Report every line below that carries the word "icon".
- - - - -
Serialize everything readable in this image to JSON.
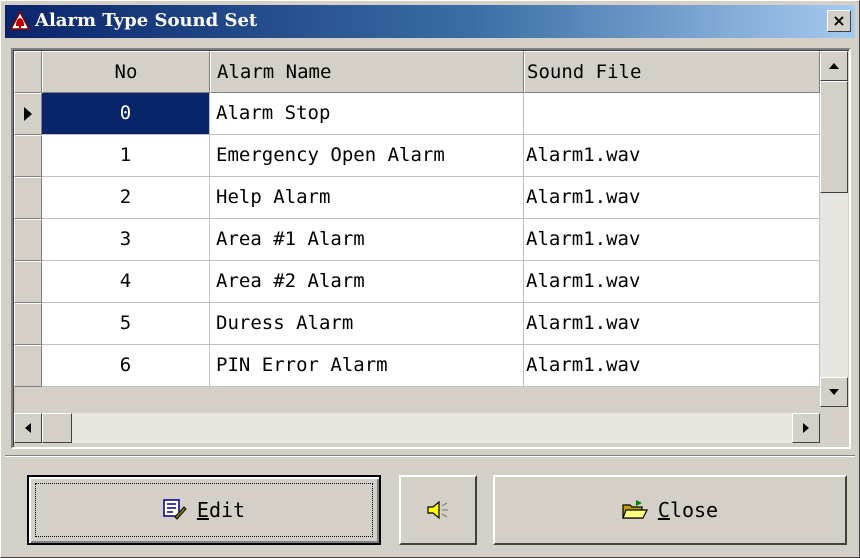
{
  "window": {
    "title": "Alarm Type Sound Set",
    "close_glyph": "×",
    "title_icon": "alarm-bell-icon"
  },
  "grid": {
    "columns": [
      "No",
      "Alarm Name",
      "Sound File"
    ],
    "rows": [
      {
        "no": "0",
        "name": "Alarm Stop",
        "file": ""
      },
      {
        "no": "1",
        "name": "Emergency Open Alarm",
        "file": "Alarm1.wav"
      },
      {
        "no": "2",
        "name": "Help Alarm",
        "file": "Alarm1.wav"
      },
      {
        "no": "3",
        "name": "Area #1 Alarm",
        "file": "Alarm1.wav"
      },
      {
        "no": "4",
        "name": "Area #2 Alarm",
        "file": "Alarm1.wav"
      },
      {
        "no": "5",
        "name": "Duress Alarm",
        "file": "Alarm1.wav"
      },
      {
        "no": "6",
        "name": "PIN Error Alarm",
        "file": "Alarm1.wav"
      }
    ],
    "selected_row": 0
  },
  "buttons": {
    "edit_accel": "E",
    "edit_rest": "dit",
    "close_accel": "C",
    "close_rest": "lose",
    "edit_icon": "edit-icon",
    "sound_icon": "speaker-icon",
    "close_icon": "folder-open-icon"
  },
  "colors": {
    "selection": "#0a246a",
    "title_start": "#0a246a",
    "title_end": "#a6caf0",
    "face": "#d4d0c8"
  }
}
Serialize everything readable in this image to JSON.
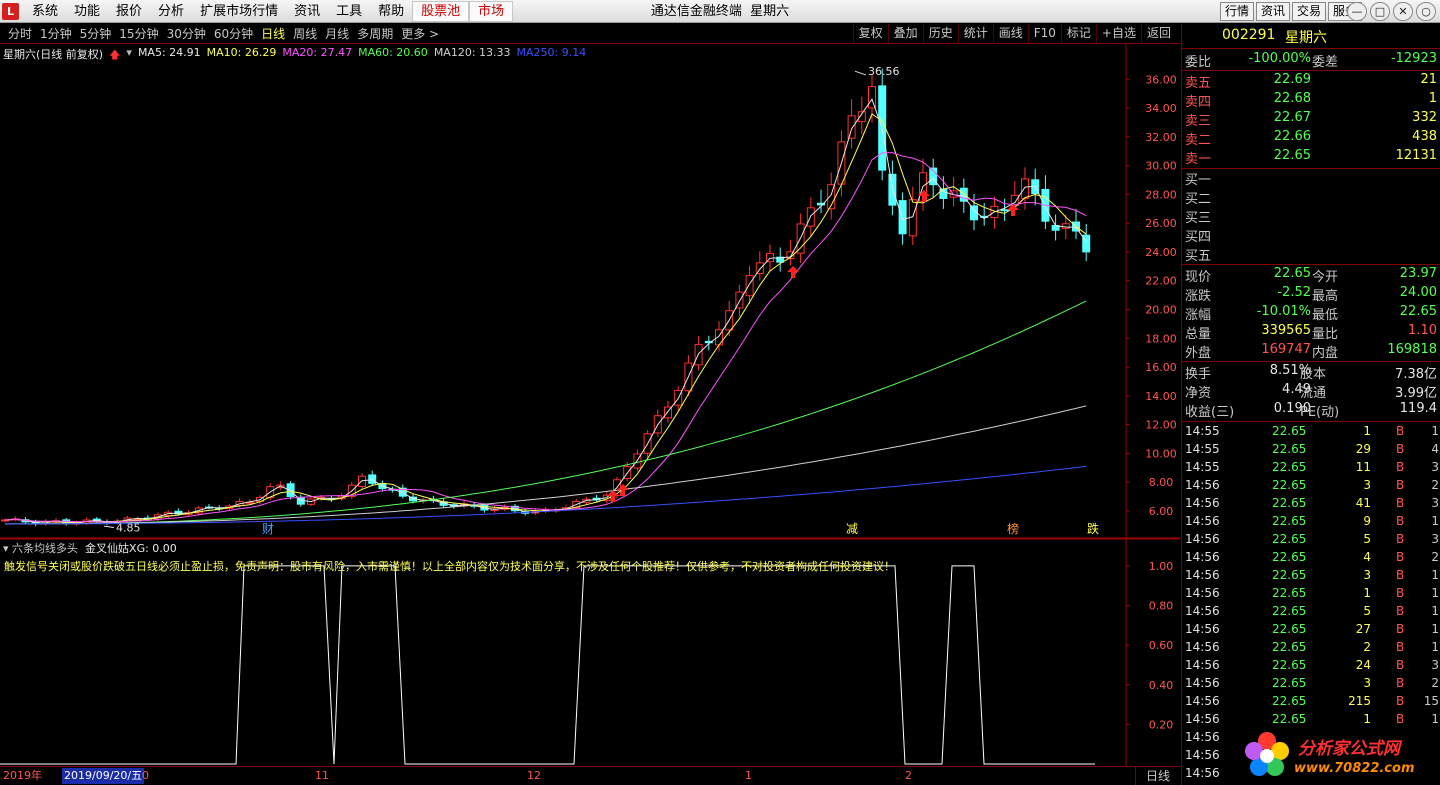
{
  "app": {
    "logo_text": "L",
    "title": "通达信金融终端",
    "stock_title": "星期六"
  },
  "menu": [
    "系统",
    "功能",
    "报价",
    "分析",
    "扩展市场行情",
    "资讯",
    "工具",
    "帮助"
  ],
  "menu_tabs": [
    "股票池",
    "市场"
  ],
  "top_right_buttons": [
    "行情",
    "资讯",
    "交易",
    "服务"
  ],
  "window_controls": [
    "—",
    "□",
    "✕",
    "○"
  ],
  "period_tabs": [
    {
      "label": "分时"
    },
    {
      "label": "1分钟"
    },
    {
      "label": "5分钟"
    },
    {
      "label": "15分钟"
    },
    {
      "label": "30分钟"
    },
    {
      "label": "60分钟"
    },
    {
      "label": "日线",
      "active": true
    },
    {
      "label": "周线"
    },
    {
      "label": "月线"
    },
    {
      "label": "多周期"
    },
    {
      "label": "更多 >"
    }
  ],
  "tool_tabs": [
    "复权",
    "叠加",
    "历史",
    "统计",
    "画线",
    "F10",
    "标记",
    "+自选",
    "返回"
  ],
  "ma_header": {
    "stock_label": "星期六(日线 前复权)",
    "items": [
      {
        "label": "MA5: 24.91",
        "color": "#e8e8e8"
      },
      {
        "label": "MA10: 26.29",
        "color": "#ffff54"
      },
      {
        "label": "MA20: 27.47",
        "color": "#ff54ff"
      },
      {
        "label": "MA60: 20.60",
        "color": "#54ff54"
      },
      {
        "label": "MA120: 13.33",
        "color": "#d0d0d0"
      },
      {
        "label": "MA250: 9.14",
        "color": "#3850ff"
      }
    ]
  },
  "chart_data": [
    {
      "type": "candlestick",
      "title": "",
      "price_axis_ticks": [
        "36.00",
        "34.00",
        "32.00",
        "30.00",
        "28.00",
        "26.00",
        "24.00",
        "22.00",
        "20.00",
        "18.00",
        "16.00",
        "14.00",
        "12.00",
        "10.00",
        "8.00",
        "6.00"
      ],
      "ylim": [
        4.4,
        37.2
      ],
      "max_label": "36.56",
      "min_label": "4.85",
      "event_markers": [
        "财",
        "减",
        "榜",
        "跌"
      ],
      "x_month_labels": [
        "0",
        "11",
        "12",
        "1",
        "2"
      ]
    },
    {
      "type": "line",
      "title": "六条均线多头",
      "subtitle": "金叉仙姑XG: 0.00",
      "y_axis_ticks": [
        "1.00",
        "0.80",
        "0.60",
        "0.40",
        "0.20"
      ],
      "ylim": [
        0,
        1.05
      ]
    }
  ],
  "disclaimer": "触发信号关闭或股价跌破五日线必须止盈止损，免责声明：股市有风险，入市需谨慎！以上全部内容仅为技术面分享，不涉及任何个股推荐！仅供参考，不对投资者构成任何投资建议！",
  "date_bar": {
    "year": "2019年",
    "current": "2019/09/20/五",
    "period": "日线"
  },
  "quote": {
    "code": "002291",
    "name": "星期六",
    "weibi_label": "委比",
    "weibi": "-100.00%",
    "weicha_label": "委差",
    "weicha": "-12923",
    "asks": [
      {
        "label": "卖五",
        "price": "22.69",
        "vol": "21"
      },
      {
        "label": "卖四",
        "price": "22.68",
        "vol": "1"
      },
      {
        "label": "卖三",
        "price": "22.67",
        "vol": "332"
      },
      {
        "label": "卖二",
        "price": "22.66",
        "vol": "438"
      },
      {
        "label": "卖一",
        "price": "22.65",
        "vol": "12131"
      }
    ],
    "bids": [
      {
        "label": "买一"
      },
      {
        "label": "买二"
      },
      {
        "label": "买三"
      },
      {
        "label": "买四"
      },
      {
        "label": "买五"
      }
    ],
    "stats": [
      {
        "l1": "现价",
        "v1": "22.65",
        "c1": "grn",
        "l2": "今开",
        "v2": "23.97",
        "c2": "grn"
      },
      {
        "l1": "涨跌",
        "v1": "-2.52",
        "c1": "grn",
        "l2": "最高",
        "v2": "24.00",
        "c2": "grn"
      },
      {
        "l1": "涨幅",
        "v1": "-10.01%",
        "c1": "grn",
        "l2": "最低",
        "v2": "22.65",
        "c2": "grn"
      },
      {
        "l1": "总量",
        "v1": "339565",
        "c1": "yel",
        "l2": "量比",
        "v2": "1.10",
        "c2": "red"
      },
      {
        "l1": "外盘",
        "v1": "169747",
        "c1": "red",
        "l2": "内盘",
        "v2": "169818",
        "c2": "grn"
      }
    ],
    "fund": [
      {
        "l1": "换手",
        "v1": "8.51%",
        "l2": "股本",
        "v2": "7.38亿"
      },
      {
        "l1": "净资",
        "v1": "4.49",
        "l2": "流通",
        "v2": "3.99亿"
      },
      {
        "l1": "收益(三)",
        "v1": "0.190",
        "l2": "PE(动)",
        "v2": "119.4"
      }
    ],
    "ticks": [
      {
        "t": "14:55",
        "p": "22.65",
        "v": "1",
        "b": "B",
        "n": "1"
      },
      {
        "t": "14:55",
        "p": "22.65",
        "v": "29",
        "b": "B",
        "n": "4"
      },
      {
        "t": "14:55",
        "p": "22.65",
        "v": "11",
        "b": "B",
        "n": "3"
      },
      {
        "t": "14:56",
        "p": "22.65",
        "v": "3",
        "b": "B",
        "n": "2"
      },
      {
        "t": "14:56",
        "p": "22.65",
        "v": "41",
        "b": "B",
        "n": "3"
      },
      {
        "t": "14:56",
        "p": "22.65",
        "v": "9",
        "b": "B",
        "n": "1"
      },
      {
        "t": "14:56",
        "p": "22.65",
        "v": "5",
        "b": "B",
        "n": "3"
      },
      {
        "t": "14:56",
        "p": "22.65",
        "v": "4",
        "b": "B",
        "n": "2"
      },
      {
        "t": "14:56",
        "p": "22.65",
        "v": "3",
        "b": "B",
        "n": "1"
      },
      {
        "t": "14:56",
        "p": "22.65",
        "v": "1",
        "b": "B",
        "n": "1"
      },
      {
        "t": "14:56",
        "p": "22.65",
        "v": "5",
        "b": "B",
        "n": "1"
      },
      {
        "t": "14:56",
        "p": "22.65",
        "v": "27",
        "b": "B",
        "n": "1"
      },
      {
        "t": "14:56",
        "p": "22.65",
        "v": "2",
        "b": "B",
        "n": "1"
      },
      {
        "t": "14:56",
        "p": "22.65",
        "v": "24",
        "b": "B",
        "n": "3"
      },
      {
        "t": "14:56",
        "p": "22.65",
        "v": "3",
        "b": "B",
        "n": "2"
      },
      {
        "t": "14:56",
        "p": "22.65",
        "v": "215",
        "b": "B",
        "n": "15"
      },
      {
        "t": "14:56",
        "p": "22.65",
        "v": "1",
        "b": "B",
        "n": "1"
      },
      {
        "t": "14:56"
      },
      {
        "t": "14:56"
      },
      {
        "t": "14:56"
      }
    ]
  },
  "watermark": {
    "site": "分析家公式网",
    "url": "www.70822.com"
  }
}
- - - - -
• The answer
    "title_icon": "alarm-bell-icon"
    "edit_icon": "edit-icon",
    "sound_icon": "speaker-icon",
    "close_icon": "folder-open-icon"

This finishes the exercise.